Serving sizes are there for a reason, pasta is not meant to be consumed by the plate load
Losing weight is a marathon not a sprint
I can't go back to my old eating habits ever again...this is not a bad thing

eclipse
04-11-2011, 04:45 PM
I would tell myself that 1200 calories is nowhere near enough for someone who weighs almost 300 lb, no matter what the experts say.

I would tell myself not to worry about exercise. I know this is contrary to what others have said about things like weight training changing their lives, but I needed to focus on one thing. I also needed my health to get better before I could really focus on moving more.

I would tell myself to get on a good anti-depressant much, much sooner.

I would tell myself to just keep doing it. That's the most important part. Eat some birthday cake if you want some freaking birthday cake, but don't let it be the end of a good streak.

milmin2043
04-11-2011, 05:19 PM
Eat soup. It is very filling.

Exercise everyday.

Weight lifting makes you look so much better, regardless of weight.

I don't need to eat sugar. (I honestly thought I would feel so deprived if I didn't eat sugar, guess what? I don't).

Being hungry once in a while won't kill me.

doopdoop
04-11-2011, 05:23 PM
Tell myself: "Don't limit yourself, just because you are overweight. Losing weight will not magically change who you are, and it is better to adopt healthy thought patterns now so that you do not become overly dependent and obsessed with image."
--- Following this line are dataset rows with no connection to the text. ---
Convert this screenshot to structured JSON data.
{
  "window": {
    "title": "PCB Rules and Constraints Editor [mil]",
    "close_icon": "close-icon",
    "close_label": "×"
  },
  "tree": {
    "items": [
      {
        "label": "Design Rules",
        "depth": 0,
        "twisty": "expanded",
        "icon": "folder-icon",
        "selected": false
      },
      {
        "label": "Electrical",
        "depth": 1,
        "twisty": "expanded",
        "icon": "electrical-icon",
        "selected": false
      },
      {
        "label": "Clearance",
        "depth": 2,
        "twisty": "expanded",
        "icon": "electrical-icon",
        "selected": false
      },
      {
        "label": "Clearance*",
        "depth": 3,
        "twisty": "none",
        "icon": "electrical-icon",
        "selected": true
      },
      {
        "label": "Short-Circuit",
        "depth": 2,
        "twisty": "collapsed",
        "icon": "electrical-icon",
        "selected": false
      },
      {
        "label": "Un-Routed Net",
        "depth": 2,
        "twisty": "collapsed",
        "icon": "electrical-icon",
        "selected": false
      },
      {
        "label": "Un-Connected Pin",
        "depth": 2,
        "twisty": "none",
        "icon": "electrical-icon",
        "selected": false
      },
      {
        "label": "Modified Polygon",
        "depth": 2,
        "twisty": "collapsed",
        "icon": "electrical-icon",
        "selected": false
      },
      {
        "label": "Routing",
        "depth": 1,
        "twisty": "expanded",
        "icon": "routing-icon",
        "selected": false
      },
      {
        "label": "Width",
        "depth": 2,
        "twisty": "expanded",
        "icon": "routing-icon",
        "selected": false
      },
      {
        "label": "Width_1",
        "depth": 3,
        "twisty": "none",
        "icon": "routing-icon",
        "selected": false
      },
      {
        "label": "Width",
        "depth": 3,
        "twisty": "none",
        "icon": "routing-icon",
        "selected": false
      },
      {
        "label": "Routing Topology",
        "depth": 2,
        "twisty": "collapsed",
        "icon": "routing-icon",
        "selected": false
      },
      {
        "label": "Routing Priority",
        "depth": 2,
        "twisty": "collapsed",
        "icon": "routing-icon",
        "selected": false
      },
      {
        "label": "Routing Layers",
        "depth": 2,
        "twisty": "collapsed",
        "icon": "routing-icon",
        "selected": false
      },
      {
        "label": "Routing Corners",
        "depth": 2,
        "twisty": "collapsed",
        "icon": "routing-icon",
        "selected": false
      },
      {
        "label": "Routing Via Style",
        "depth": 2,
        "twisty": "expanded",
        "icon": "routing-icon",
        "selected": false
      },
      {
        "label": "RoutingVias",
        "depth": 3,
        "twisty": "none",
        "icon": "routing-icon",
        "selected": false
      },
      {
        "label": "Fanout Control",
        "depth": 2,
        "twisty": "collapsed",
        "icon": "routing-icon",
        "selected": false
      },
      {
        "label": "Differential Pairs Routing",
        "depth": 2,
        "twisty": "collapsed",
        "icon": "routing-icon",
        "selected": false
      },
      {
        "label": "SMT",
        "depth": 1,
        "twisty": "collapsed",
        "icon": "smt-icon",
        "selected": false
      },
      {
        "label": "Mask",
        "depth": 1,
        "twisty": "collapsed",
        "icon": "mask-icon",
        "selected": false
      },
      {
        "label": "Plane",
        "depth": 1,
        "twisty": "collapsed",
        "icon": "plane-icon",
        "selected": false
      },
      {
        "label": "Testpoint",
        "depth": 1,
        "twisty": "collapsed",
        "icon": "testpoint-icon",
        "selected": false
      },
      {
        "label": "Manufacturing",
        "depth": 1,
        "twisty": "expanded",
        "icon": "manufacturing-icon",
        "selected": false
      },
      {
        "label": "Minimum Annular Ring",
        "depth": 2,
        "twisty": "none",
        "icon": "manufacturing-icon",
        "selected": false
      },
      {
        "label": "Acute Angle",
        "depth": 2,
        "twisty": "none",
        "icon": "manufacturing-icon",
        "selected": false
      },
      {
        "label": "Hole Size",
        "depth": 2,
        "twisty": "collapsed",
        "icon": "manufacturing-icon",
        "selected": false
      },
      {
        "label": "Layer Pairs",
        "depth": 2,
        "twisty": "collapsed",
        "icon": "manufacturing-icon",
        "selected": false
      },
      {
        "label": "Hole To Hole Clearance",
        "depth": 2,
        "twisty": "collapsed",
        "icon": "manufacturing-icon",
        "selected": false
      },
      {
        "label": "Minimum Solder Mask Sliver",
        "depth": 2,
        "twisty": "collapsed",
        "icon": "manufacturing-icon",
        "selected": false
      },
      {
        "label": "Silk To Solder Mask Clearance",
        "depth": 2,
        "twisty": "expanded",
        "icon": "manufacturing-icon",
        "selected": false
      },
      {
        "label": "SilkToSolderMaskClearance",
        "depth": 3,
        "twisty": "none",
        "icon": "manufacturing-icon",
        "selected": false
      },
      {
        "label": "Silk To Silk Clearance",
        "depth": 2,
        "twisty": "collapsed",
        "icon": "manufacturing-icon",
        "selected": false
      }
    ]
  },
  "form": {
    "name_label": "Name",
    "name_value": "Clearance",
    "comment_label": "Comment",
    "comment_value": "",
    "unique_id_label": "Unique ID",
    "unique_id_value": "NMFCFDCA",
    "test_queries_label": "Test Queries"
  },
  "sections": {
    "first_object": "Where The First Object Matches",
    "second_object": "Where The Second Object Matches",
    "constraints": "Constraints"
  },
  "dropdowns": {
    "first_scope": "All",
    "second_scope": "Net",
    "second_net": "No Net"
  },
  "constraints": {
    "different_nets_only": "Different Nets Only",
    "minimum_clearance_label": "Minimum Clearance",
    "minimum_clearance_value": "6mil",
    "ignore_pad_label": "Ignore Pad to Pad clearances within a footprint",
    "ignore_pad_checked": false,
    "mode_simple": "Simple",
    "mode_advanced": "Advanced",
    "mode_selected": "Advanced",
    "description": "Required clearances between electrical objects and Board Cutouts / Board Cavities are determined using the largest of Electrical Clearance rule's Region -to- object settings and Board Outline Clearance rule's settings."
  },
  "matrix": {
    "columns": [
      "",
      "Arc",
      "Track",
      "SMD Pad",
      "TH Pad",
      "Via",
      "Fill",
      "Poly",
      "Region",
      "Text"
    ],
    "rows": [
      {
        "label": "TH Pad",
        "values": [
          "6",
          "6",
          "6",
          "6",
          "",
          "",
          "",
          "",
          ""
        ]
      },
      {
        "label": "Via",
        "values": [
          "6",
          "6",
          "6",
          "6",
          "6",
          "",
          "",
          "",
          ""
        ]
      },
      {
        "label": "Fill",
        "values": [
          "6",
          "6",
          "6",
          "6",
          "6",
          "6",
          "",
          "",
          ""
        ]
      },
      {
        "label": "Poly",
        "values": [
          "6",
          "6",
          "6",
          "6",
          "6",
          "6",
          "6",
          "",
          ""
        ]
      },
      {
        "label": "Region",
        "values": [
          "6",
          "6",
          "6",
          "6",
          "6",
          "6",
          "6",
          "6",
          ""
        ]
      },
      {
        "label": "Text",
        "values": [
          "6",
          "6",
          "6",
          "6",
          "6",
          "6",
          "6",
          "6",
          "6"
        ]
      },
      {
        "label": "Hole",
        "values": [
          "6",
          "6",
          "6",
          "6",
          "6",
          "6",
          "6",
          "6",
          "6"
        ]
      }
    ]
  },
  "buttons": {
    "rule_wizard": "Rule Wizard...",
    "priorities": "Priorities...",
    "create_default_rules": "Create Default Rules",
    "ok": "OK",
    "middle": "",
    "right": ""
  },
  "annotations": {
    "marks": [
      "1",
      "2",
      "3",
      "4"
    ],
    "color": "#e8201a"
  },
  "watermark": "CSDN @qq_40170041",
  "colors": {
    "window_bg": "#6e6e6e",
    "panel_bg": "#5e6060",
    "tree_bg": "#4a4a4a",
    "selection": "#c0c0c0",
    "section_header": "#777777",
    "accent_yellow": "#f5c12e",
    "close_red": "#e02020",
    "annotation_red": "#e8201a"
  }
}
JohnP
04-11-2011, 05:28 PM
I would have told my 30 year self to get started right away. I was working so many hours I couldn't find time to exercise. Little did I know exercise is not the key to weight loss. Calories are.